๐Ÿ‡ธ๐Ÿ‡ฌ Tampines 103.95,1.333 d: 14.1  

๐Ÿ‡ธ๐Ÿ‡ฌ Jurong West 103.7,1.333 d: 15.8  

๐Ÿ‡ธ๐Ÿ‡ฌ Woodlands 103.783,1.433 d: 17.6  

๐Ÿ‡ฒ๐Ÿ‡พ Johor Bahru 103.765,1.459 d: 21  

๐Ÿ‡ฒ๐Ÿ‡พ Pasir Gudang 103.933,1.5 d: 26.5  

๐Ÿ‡ฒ๐Ÿ‡พ Iskandar Puteri 103.64,1.478 d: 30.4  

๐Ÿ‡ฎ๐Ÿ‡ฉ Batam 104.033,1.083 d: 31.4  
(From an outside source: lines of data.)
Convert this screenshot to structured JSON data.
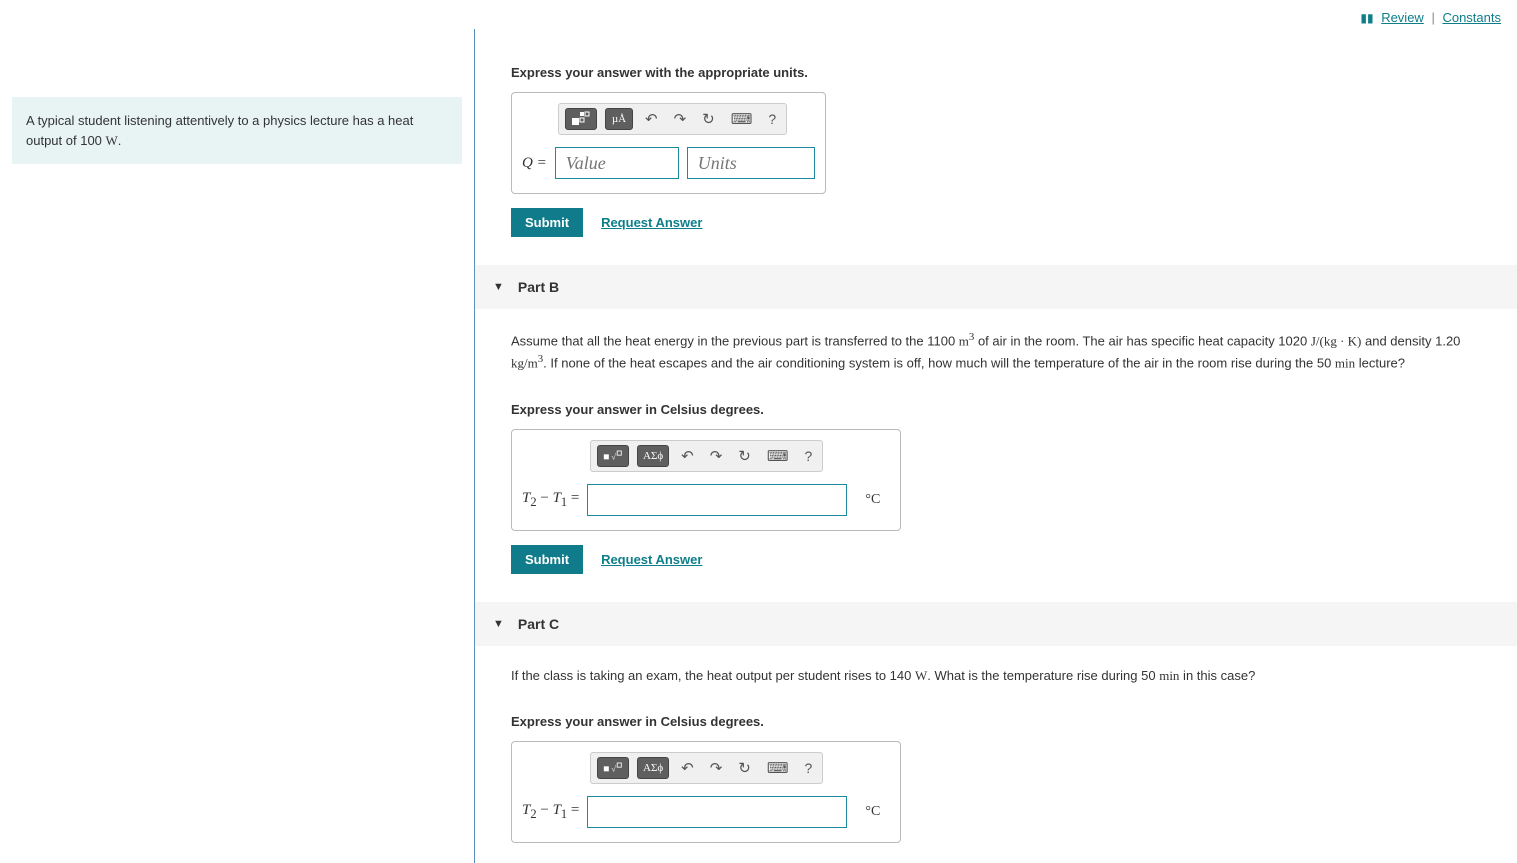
{
  "topLinks": {
    "review": "Review",
    "constants": "Constants"
  },
  "problem": {
    "text_a": "A typical student listening attentively to a physics lecture has a heat output of 100 ",
    "text_b": "W",
    "text_c": "."
  },
  "partA": {
    "instruction": "Express your answer with the appropriate units.",
    "toolbar": {
      "fmtBtn": "fmt",
      "unitBtn": "µÅ",
      "undo": "↶",
      "redo": "↷",
      "reset": "↻",
      "keyboard": "⌨",
      "help": "?"
    },
    "label": "Q =",
    "valuePlaceholder": "Value",
    "unitsPlaceholder": "Units",
    "submit": "Submit",
    "request": "Request Answer"
  },
  "partB": {
    "title": "Part B",
    "q1": "Assume that all the heat energy in the previous part is transferred to the 1100 ",
    "q2": "m",
    "q3": " of air in the room. The air has specific heat capacity 1020 ",
    "q4": "J/(kg · K)",
    "q5": " and density 1.20 ",
    "q6": "kg/m",
    "q7": ". If none of the heat escapes and the air conditioning system is off, how much will the temperature of the air in the room rise during the 50 ",
    "q8": "min",
    "q9": " lecture?",
    "instruction": "Express your answer in Celsius degrees.",
    "toolbar": {
      "fmtBtn": "fmt",
      "greekBtn": "ΑΣϕ",
      "undo": "↶",
      "redo": "↷",
      "reset": "↻",
      "keyboard": "⌨",
      "help": "?"
    },
    "label": "T₂ − T₁ =",
    "unitSuffix": "°C",
    "submit": "Submit",
    "request": "Request Answer"
  },
  "partC": {
    "title": "Part C",
    "q1": "If the class is taking an exam, the heat output per student rises to 140 ",
    "q2": "W",
    "q3": ". What is the temperature rise during 50 ",
    "q4": "min",
    "q5": " in this case?",
    "instruction": "Express your answer in Celsius degrees.",
    "toolbar": {
      "fmtBtn": "fmt",
      "greekBtn": "ΑΣϕ",
      "undo": "↶",
      "redo": "↷",
      "reset": "↻",
      "keyboard": "⌨",
      "help": "?"
    },
    "label": "T₂ − T₁ =",
    "unitSuffix": "°C"
  }
}
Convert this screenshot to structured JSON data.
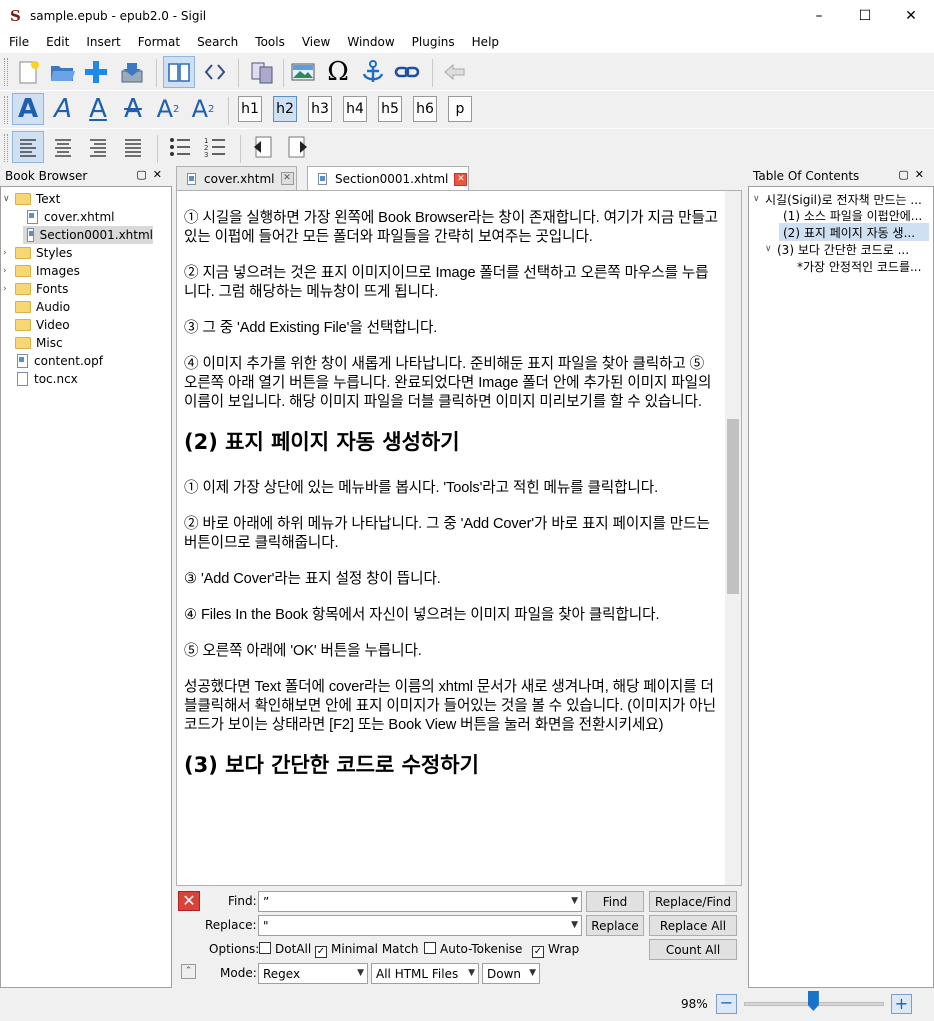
{
  "window": {
    "title": "sample.epub - epub2.0 - Sigil"
  },
  "menu": [
    "File",
    "Edit",
    "Insert",
    "Format",
    "Search",
    "Tools",
    "View",
    "Window",
    "Plugins",
    "Help"
  ],
  "heading_buttons": [
    "h1",
    "h2",
    "h3",
    "h4",
    "h5",
    "h6",
    "p"
  ],
  "book_browser": {
    "title": "Book Browser",
    "items": [
      {
        "label": "Text",
        "type": "folder",
        "expanded": true
      },
      {
        "label": "cover.xhtml",
        "type": "file"
      },
      {
        "label": "Section0001.xhtml",
        "type": "file",
        "selected": true
      },
      {
        "label": "Styles",
        "type": "folder"
      },
      {
        "label": "Images",
        "type": "folder"
      },
      {
        "label": "Fonts",
        "type": "folder"
      },
      {
        "label": "Audio",
        "type": "folder"
      },
      {
        "label": "Video",
        "type": "folder"
      },
      {
        "label": "Misc",
        "type": "folder"
      },
      {
        "label": "content.opf",
        "type": "file"
      },
      {
        "label": "toc.ncx",
        "type": "file"
      }
    ]
  },
  "tabs": [
    {
      "label": "cover.xhtml",
      "active": false
    },
    {
      "label": "Section0001.xhtml",
      "active": true
    }
  ],
  "document": {
    "p1": "① 시길을 실행하면 가장 왼쪽에 Book Browser라는 창이 존재합니다. 여기가 지금 만들고 있는 이펍에 들어간 모든 폴더와 파일들을 간략히 보여주는 곳입니다.",
    "p2": "② 지금 넣으려는 것은 표지 이미지이므로 Image 폴더를 선택하고 오른쪽 마우스를 누릅니다. 그럼 해당하는 메뉴창이 뜨게 됩니다.",
    "p3": "③ 그 중 'Add Existing File'을 선택합니다.",
    "p4": "④ 이미지 추가를 위한 창이 새롭게 나타납니다. 준비해둔 표지 파일을 찾아 클릭하고 ⑤ 오른쪽 아래 열기 버튼을 누릅니다. 완료되었다면 Image 폴더 안에 추가된 이미지 파일의 이름이 보입니다. 해당 이미지 파일을 더블 클릭하면 이미지 미리보기를 할 수 있습니다.",
    "h2a": "(2) 표지 페이지 자동 생성하기",
    "p5": "① 이제 가장 상단에 있는 메뉴바를 봅시다. 'Tools'라고 적힌 메뉴를 클릭합니다.",
    "p6": "② 바로 아래에 하위 메뉴가 나타납니다. 그 중 'Add Cover'가 바로 표지 페이지를 만드는 버튼이므로 클릭해줍니다.",
    "p7": "③ 'Add Cover'라는 표지 설정 창이 뜹니다.",
    "p8": "④ Files In the Book 항목에서 자신이 넣으려는 이미지 파일을 찾아 클릭합니다.",
    "p9": "⑤ 오른쪽 아래에 'OK' 버튼을 누릅니다.",
    "p10": "성공했다면 Text 폴더에 cover라는 이름의 xhtml 문서가 새로 생겨나며, 해당 페이지를 더블클릭해서 확인해보면 안에 표지 이미지가 들어있는 것을 볼 수 있습니다. (이미지가 아닌 코드가 보이는 상태라면 [F2] 또는 Book View 버튼을 눌러 화면을 전환시키세요)",
    "h2b": "(3) 보다 간단한 코드로 수정하기"
  },
  "toc": {
    "title": "Table Of Contents",
    "items": [
      {
        "label": "시길(Sigil)로 전자책 만드는 ..."
      },
      {
        "label": "(1) 소스 파일을 이펍안에..."
      },
      {
        "label": "(2) 표지 페이지 자동 생..."
      },
      {
        "label": "(3) 보다 간단한 코드로 ..."
      },
      {
        "label": "*가장 안정적인 코드를..."
      }
    ]
  },
  "find": {
    "find_label": "Find:",
    "find_value": "”",
    "replace_label": "Replace:",
    "replace_value": "\"",
    "options_label": "Options:",
    "dotall": "DotAll",
    "minimal_match": "Minimal Match",
    "auto_tokenise": "Auto-Tokenise",
    "wrap": "Wrap",
    "dotall_checked": false,
    "minimal_match_checked": true,
    "auto_tokenise_checked": false,
    "wrap_checked": true,
    "mode_label": "Mode:",
    "mode_value": "Regex",
    "scope_value": "All HTML Files",
    "direction_value": "Down",
    "btn_find": "Find",
    "btn_replace_find": "Replace/Find",
    "btn_replace": "Replace",
    "btn_replace_all": "Replace All",
    "btn_count_all": "Count All"
  },
  "status": {
    "zoom": "98%",
    "zoom_level": 0.98
  },
  "colors": {
    "accent": "#1a73c8",
    "selection": "#cfe0f3",
    "close_red": "#e8563d"
  }
}
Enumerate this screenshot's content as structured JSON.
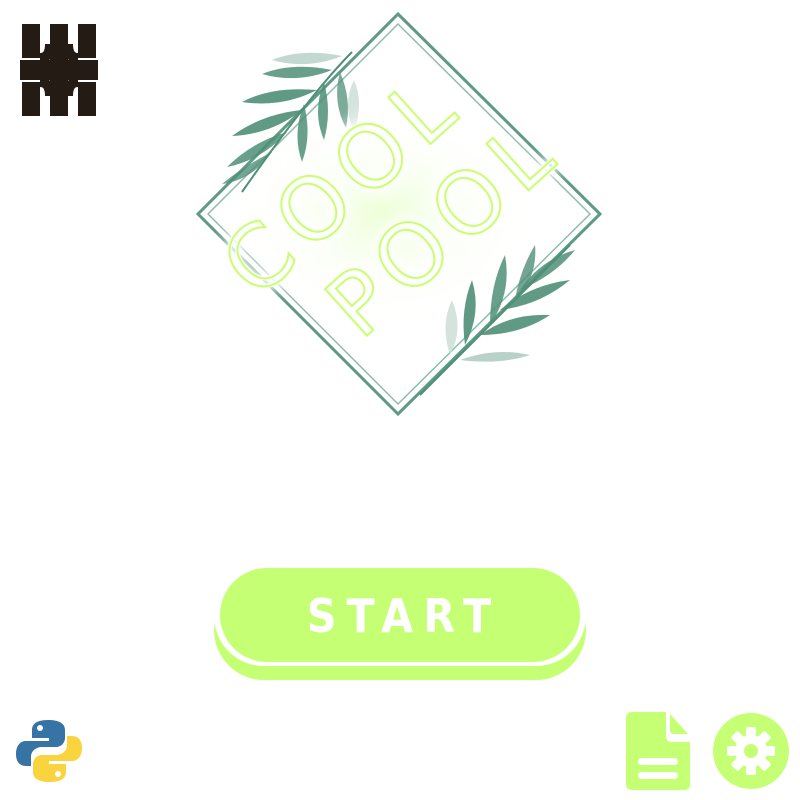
{
  "title_art": {
    "line1": "COOL",
    "line2": "POOL"
  },
  "start_button": {
    "label": "START"
  },
  "icons": {
    "top_left_logo": "utn-logo",
    "bottom_left_logo": "python-logo",
    "document": "document-icon",
    "settings": "gear-icon"
  },
  "colors": {
    "accent": "#c5ff73",
    "accent_dark": "#b5f55f",
    "neon_glow": "#c6ff6a",
    "leaf": "#4f8f78",
    "frame": "#5f9a85",
    "utn": "#231b14",
    "python_blue": "#3774a6",
    "python_yellow": "#f9d43f"
  }
}
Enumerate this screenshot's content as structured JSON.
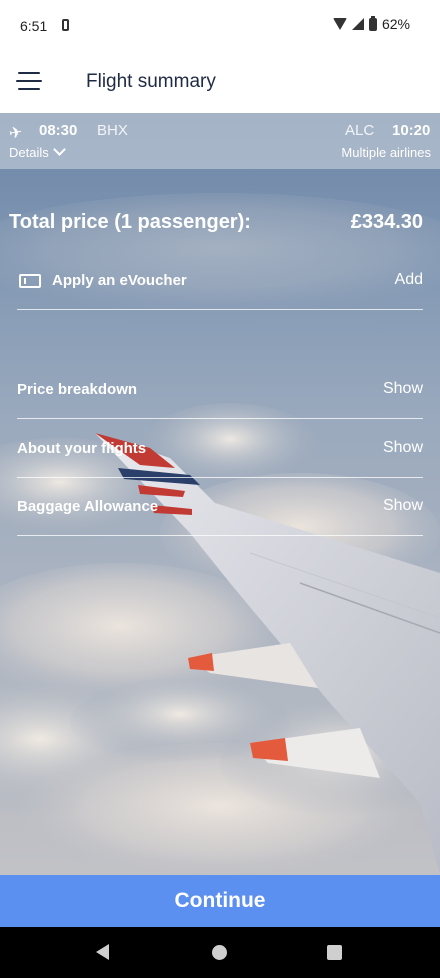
{
  "status": {
    "time": "6:51",
    "battery": "62%"
  },
  "header": {
    "title": "Flight summary"
  },
  "flight": {
    "departure_time": "08:30",
    "departure_code": "BHX",
    "arrival_code": "ALC",
    "arrival_time": "10:20",
    "details_label": "Details",
    "airlines": "Multiple airlines"
  },
  "total": {
    "label": "Total price (1 passenger):",
    "value": "£334.30"
  },
  "voucher": {
    "label": "Apply an eVoucher",
    "action": "Add"
  },
  "sections": [
    {
      "label": "Price breakdown",
      "action": "Show"
    },
    {
      "label": "About your flights",
      "action": "Show"
    },
    {
      "label": "Baggage Allowance",
      "action": "Show"
    }
  ],
  "footer": {
    "continue_label": "Continue"
  },
  "colors": {
    "accent": "#5b8ff0",
    "header_text": "#1f2a44",
    "nav_bar": "#000000"
  }
}
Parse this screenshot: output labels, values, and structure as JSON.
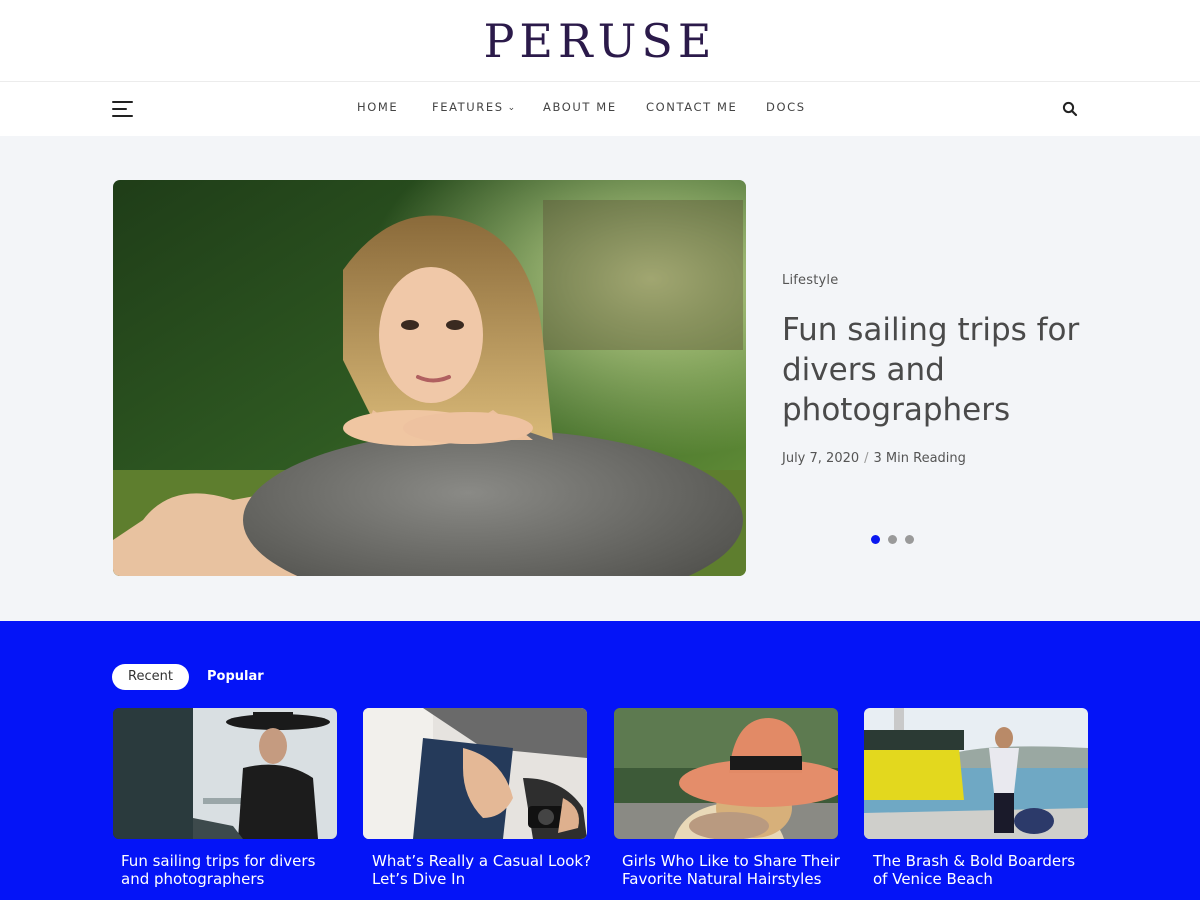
{
  "site": {
    "logo": "PERUSE"
  },
  "nav": {
    "items": [
      {
        "label": "HOME",
        "has_dropdown": false
      },
      {
        "label": "FEATURES",
        "has_dropdown": true
      },
      {
        "label": "ABOUT ME",
        "has_dropdown": false
      },
      {
        "label": "CONTACT ME",
        "has_dropdown": false
      },
      {
        "label": "DOCS",
        "has_dropdown": false
      }
    ],
    "menu_icon": "hamburger-icon",
    "search_icon": "search-icon",
    "dropdown_icon": "chevron-down-icon"
  },
  "hero": {
    "category": "Lifestyle",
    "title": "Fun sailing trips for divers and photographers",
    "date": "July 7, 2020",
    "separator": "/",
    "reading_time": "3 Min Reading",
    "slides": 3,
    "active_slide": 1
  },
  "recent": {
    "tabs": [
      {
        "label": "Recent",
        "active": true
      },
      {
        "label": "Popular",
        "active": false
      }
    ],
    "posts": [
      {
        "title": "Fun sailing trips for divers and photographers"
      },
      {
        "title": "What’s Really a Casual Look? Let’s Dive In"
      },
      {
        "title": "Girls Who Like to Share Their Favorite Natural Hairstyles"
      },
      {
        "title": "The Brash & Bold Boarders of Venice Beach"
      }
    ]
  },
  "colors": {
    "accent_blue": "#0414f7",
    "active_dot": "#0a18f0",
    "logo": "#2b1a4a",
    "hero_bg": "#f3f5f8"
  }
}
Antipodal to: Singapore -76.167,-1.283

๐Ÿ‡ช๐Ÿ‡จ Tena -77.816,-0.989 d: 19828.9  

๐Ÿ‡ช๐Ÿ‡จ Ambato -78.62,-1.24 d: 19742.3  

๐Ÿ‡จ๐Ÿ‡ด Mocoa -76.648,1.147 d: 19739.6  

๐Ÿ‡ช๐Ÿ‡จ Riobamba -78.633,-1.667 d: 19737.6  

๐Ÿ‡ช๐Ÿ‡จ Ibarra -78.117,0.35 d: 19732.3  

๐Ÿ‡จ๐Ÿ‡ด Ipiales -77.633,0.817 d: 19730.3  

๐Ÿ‡ช๐Ÿ‡จ Quito -78.512,-0.22 d: 19728.9  

๐Ÿ‡จ๐Ÿ‡ด San Juan de Pasto -77.267,1.2 d: 19713.1  

๐Ÿ‡จ๐Ÿ‡ด Pasto -77.278,1.2 d: 19712.6  

๐Ÿ‡ช๐Ÿ‡จ Guaranda -79,-1.6 d: 19698.2  

Bing Map

Option 1